For the Whitegold Prize, Neil is exploring the entangled histories of St Austell and Stoke-on-Trent and wants to bring the largely unseen working relationships between people, processes and material in the ceramic industry into public view. Through a new installation created for Whitegold 2020 Neil intends to reconnect audiences with the physicality of raw materials, their geological origins and wider cultural contexts as well as the tools and technologies that have been key to the success of both Stoke and St Austell. Neil will be running free public workshops at Wheal Martyn at the time of the Whitegold Festival where participants will be able to use the tools involved in the processing of china clay together with those used in the historic manufacture of bone china to make something new.

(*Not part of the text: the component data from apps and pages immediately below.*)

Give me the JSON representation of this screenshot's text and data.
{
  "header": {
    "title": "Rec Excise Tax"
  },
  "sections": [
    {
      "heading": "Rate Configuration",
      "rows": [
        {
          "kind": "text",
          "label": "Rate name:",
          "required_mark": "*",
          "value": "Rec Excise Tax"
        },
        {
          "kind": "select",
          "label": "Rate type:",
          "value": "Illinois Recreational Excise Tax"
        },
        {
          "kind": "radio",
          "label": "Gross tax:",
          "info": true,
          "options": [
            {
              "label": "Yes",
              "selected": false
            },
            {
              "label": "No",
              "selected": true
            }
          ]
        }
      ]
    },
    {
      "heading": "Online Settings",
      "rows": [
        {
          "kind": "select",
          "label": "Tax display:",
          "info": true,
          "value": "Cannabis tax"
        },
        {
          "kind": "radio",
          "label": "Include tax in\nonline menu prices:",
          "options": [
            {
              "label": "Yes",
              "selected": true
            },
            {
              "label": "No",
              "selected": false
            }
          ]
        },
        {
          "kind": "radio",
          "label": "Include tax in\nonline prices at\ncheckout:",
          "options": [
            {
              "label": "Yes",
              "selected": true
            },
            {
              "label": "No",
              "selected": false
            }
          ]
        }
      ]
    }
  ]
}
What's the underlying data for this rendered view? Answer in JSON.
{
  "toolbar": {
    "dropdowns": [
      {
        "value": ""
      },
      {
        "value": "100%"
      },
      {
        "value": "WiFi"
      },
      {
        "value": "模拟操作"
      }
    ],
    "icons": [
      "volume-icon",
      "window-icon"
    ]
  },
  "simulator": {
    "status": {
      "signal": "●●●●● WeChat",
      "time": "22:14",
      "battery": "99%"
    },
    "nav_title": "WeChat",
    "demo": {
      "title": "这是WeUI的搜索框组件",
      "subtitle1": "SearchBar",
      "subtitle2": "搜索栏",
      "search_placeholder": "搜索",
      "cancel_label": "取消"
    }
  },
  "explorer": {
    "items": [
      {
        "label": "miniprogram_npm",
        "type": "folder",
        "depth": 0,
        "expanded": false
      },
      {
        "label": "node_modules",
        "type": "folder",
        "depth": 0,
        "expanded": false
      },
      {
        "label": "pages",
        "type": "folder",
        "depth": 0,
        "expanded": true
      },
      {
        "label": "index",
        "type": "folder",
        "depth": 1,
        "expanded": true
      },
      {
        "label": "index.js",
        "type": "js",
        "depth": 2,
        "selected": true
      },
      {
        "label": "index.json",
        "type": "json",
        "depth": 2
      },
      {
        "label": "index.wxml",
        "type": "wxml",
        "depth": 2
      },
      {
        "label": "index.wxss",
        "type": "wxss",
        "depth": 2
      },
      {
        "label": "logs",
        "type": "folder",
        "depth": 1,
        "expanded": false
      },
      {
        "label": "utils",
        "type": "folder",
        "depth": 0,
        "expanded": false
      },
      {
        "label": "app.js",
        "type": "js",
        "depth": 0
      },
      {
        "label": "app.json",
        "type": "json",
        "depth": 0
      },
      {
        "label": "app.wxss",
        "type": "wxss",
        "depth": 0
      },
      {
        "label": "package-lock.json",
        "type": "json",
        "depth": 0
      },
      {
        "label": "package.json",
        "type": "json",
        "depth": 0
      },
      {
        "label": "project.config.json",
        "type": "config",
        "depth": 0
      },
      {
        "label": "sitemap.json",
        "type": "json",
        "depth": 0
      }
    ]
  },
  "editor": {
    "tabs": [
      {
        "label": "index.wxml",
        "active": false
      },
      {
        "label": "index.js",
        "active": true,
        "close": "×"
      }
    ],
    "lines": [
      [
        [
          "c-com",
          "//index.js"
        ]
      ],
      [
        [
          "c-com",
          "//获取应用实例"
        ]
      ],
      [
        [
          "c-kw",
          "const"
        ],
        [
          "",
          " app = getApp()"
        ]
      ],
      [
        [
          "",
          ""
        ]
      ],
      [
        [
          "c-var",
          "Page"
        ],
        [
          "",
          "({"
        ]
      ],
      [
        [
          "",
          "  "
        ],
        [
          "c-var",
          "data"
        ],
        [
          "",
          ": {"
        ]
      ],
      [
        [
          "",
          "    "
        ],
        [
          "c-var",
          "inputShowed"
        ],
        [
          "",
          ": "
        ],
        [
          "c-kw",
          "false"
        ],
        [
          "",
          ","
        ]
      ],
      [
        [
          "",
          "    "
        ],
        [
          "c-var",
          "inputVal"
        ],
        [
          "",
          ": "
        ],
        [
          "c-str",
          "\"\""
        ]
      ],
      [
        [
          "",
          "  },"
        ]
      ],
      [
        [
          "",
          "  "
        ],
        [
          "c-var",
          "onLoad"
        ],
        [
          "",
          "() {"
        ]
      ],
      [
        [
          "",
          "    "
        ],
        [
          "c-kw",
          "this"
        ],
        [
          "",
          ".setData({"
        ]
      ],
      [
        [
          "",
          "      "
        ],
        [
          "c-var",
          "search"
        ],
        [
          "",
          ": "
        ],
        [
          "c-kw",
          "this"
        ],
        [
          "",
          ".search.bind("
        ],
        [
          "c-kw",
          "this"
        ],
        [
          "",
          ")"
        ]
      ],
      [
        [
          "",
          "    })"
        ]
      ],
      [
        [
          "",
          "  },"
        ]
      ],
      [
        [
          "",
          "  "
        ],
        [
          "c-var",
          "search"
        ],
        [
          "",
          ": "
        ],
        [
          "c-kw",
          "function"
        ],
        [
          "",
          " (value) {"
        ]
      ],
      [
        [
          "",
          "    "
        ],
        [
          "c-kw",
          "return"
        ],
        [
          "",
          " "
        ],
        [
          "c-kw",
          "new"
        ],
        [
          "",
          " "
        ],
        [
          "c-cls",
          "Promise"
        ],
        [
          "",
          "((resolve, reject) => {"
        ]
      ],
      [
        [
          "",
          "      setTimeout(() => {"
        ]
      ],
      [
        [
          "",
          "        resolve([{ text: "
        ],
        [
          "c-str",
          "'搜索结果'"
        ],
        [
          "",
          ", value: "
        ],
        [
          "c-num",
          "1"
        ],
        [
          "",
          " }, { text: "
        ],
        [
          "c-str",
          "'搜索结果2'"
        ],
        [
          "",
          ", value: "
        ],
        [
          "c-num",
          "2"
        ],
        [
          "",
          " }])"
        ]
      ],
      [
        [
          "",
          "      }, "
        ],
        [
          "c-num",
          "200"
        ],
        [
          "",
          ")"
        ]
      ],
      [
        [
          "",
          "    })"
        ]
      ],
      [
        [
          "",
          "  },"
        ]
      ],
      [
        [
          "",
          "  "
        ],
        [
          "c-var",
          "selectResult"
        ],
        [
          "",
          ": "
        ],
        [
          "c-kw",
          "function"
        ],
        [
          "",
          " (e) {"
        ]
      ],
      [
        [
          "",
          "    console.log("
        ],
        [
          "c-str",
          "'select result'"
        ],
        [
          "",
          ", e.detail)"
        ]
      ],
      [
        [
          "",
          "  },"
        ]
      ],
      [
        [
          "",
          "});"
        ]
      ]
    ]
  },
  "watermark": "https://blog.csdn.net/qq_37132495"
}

“I’m fascinated by these two industries; their parallel connection to clay as a material, and the ‘alchemic’ processes that turns this inert matter into objects which enhance our daily lives. Through this project, I will draw upon a range of historic tools associated ceramic production and clay extraction, to reanimate actions and forgotten processes. As the digital continues to revolutionise production, the ‘knowledge of the hand’ is becoming increasingly lost. I’m hoping to reassign a sense of value to these more traditional systems of knowledge back into contemporary consciousness.”
“Communities were established around these industries – livelihoods were built on the extraction and transformation of raw materials. As they have downsized in recent decades, there exists a sense of detachment from these histories. I want to explore new ways to reactivate connections that have shaped the identity of place, through artistic process and participation.”
Neil Brownsword’s project is supported by Staffordshire University, Spode Museum Trust and Valentine Clays. Dates for Neil’s workshops at Wheal Martyn for the Whitegold Festival in September will be announced in the coming months.
Find out more about Neil Brownsword at
Instagram – @neilbrownsword
Twitter – @neil_brownsword